This quote points to the need to consider the very medium of Lisa Ross’s Living Shrines exhibition: photography. Hanging on the walls of the Rubin, or bound in a sleek coffee table-style book, Ross’s images are presented to the world as art, yet the exhibition’s commentators stress the photographs’ documentary function in the midst of the shrines’ uncertain future. As documents, the photographs take on an instructive, classifying power. While certain aspects of the book work to ward against this sense—such as the decoupling of the photographs from their captions, or the absence of the term “catalogue”— the inclusion of others, such as a “Glossary of Uyghur Terms,” contribute to it.

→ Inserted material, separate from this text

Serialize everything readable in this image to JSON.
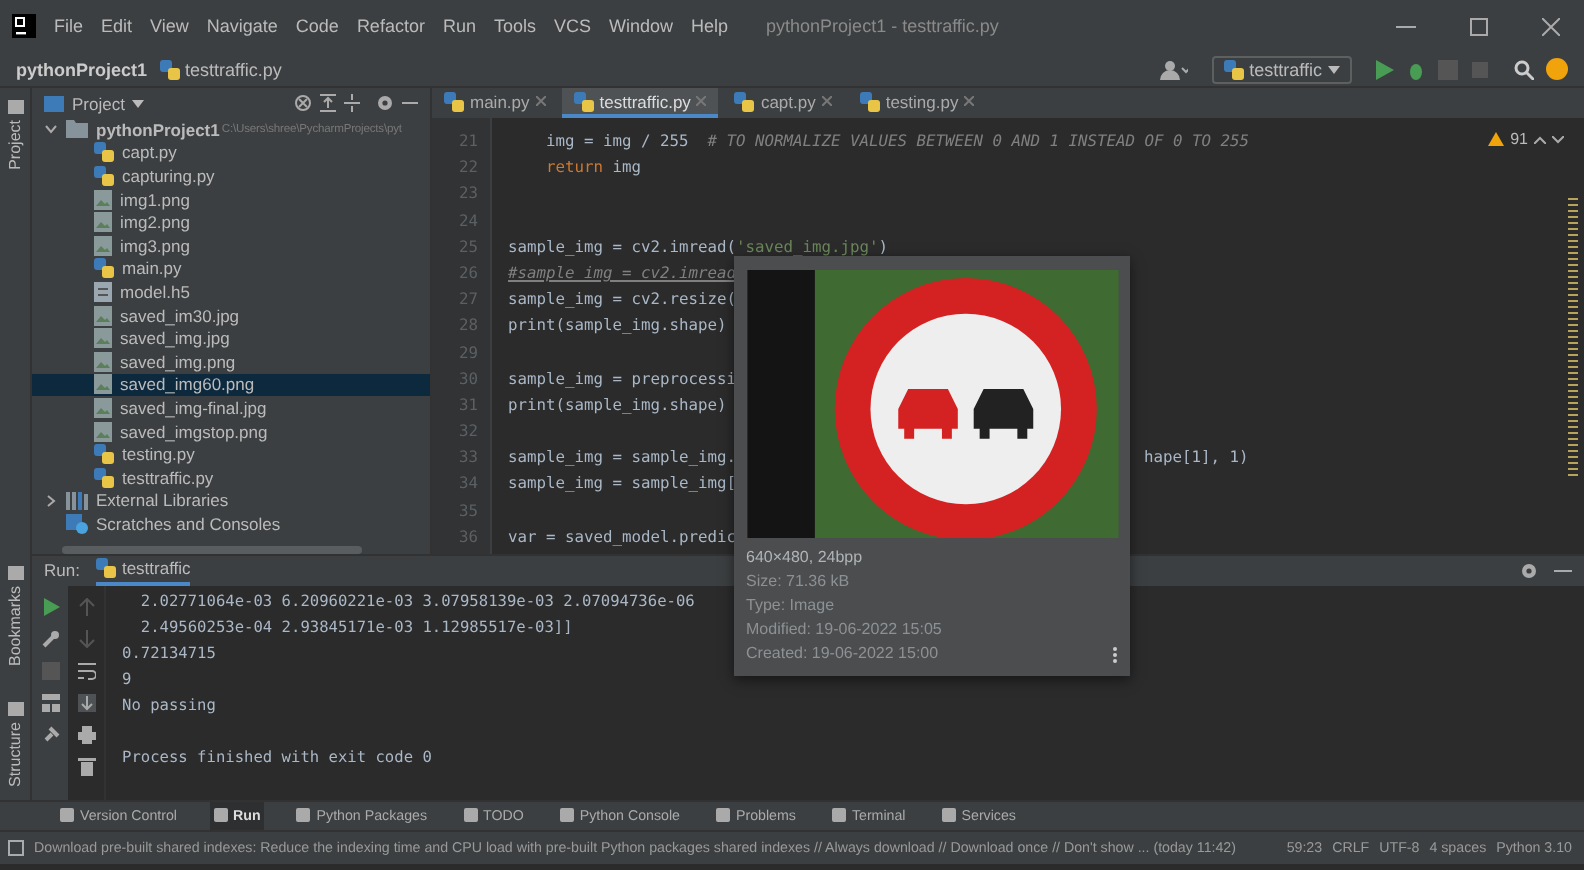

In her book essay, Citron makes the case that Ross’s “honesty” allows viewers to “explore the aesthetics of these mazârs without an Orientalizing gaze.” Perhaps this is true of Ross’s photographs, however the context provided for them actively encourages one, as it describes an isolated, largely inaccessible land, rarely visited by outsiders, of which the images promise to give an extraordinary glimpse. Additionally, re-contextualizing the shrines and offering them up as aesthetic pieces for consumption—especially when Uyghurs themselves do not understand them to be art—introduces a degree of objectification and commodification.
Ross intentionally avoided capturing pilgrims in her images, but allowed the human element to remain perceptible through the objects and offerings left at the sites. In excluding the human figure, she has protected “the Uyghurs” from becoming an object to be looked at by viewers, denying the documentary or Orientalizing gaze some of its power. Their absence also helps protect the shrines themselves from this reductive gaze: “I did not want the viewer to look at a person looking at a thing,” Ross says.
As “art,” the images are indeed honest: the classification immediately admits their constructedness. It is their inevitable slide into a documentary function in which they become precarious. “In Ms. Ross’s photographs [the shrines] remain what they were meant to be,” writes Holland Cotter of the New York Times. “Ross has captured something that will endure: the spirit of a place,” writes Clare O’Neill for NPR. In these statements lies the presumption that the shrines possess a particular truth to begin with, and that Ross’s images recreate for the viewer a similar encounter to that which the believer experiences when standing in front of the real thing. This idea of the photograph as a means of accessing the reality of the shrines, or as “ontologically connected to the real world” as Roland Barthes puts it, “allows it to be treated as a piece of the real world, then as a substitute for it.”
If Dawut is correct that “Years from now, [Ross’s images] will help us [Uyghurs] find our road…We will look at these photos, and understand our history,” then the imperative is even greater to consider the prevailing cultural ideas through which the images have been filtered, and to remember that the photographic eye is not natural or universal, but tutored.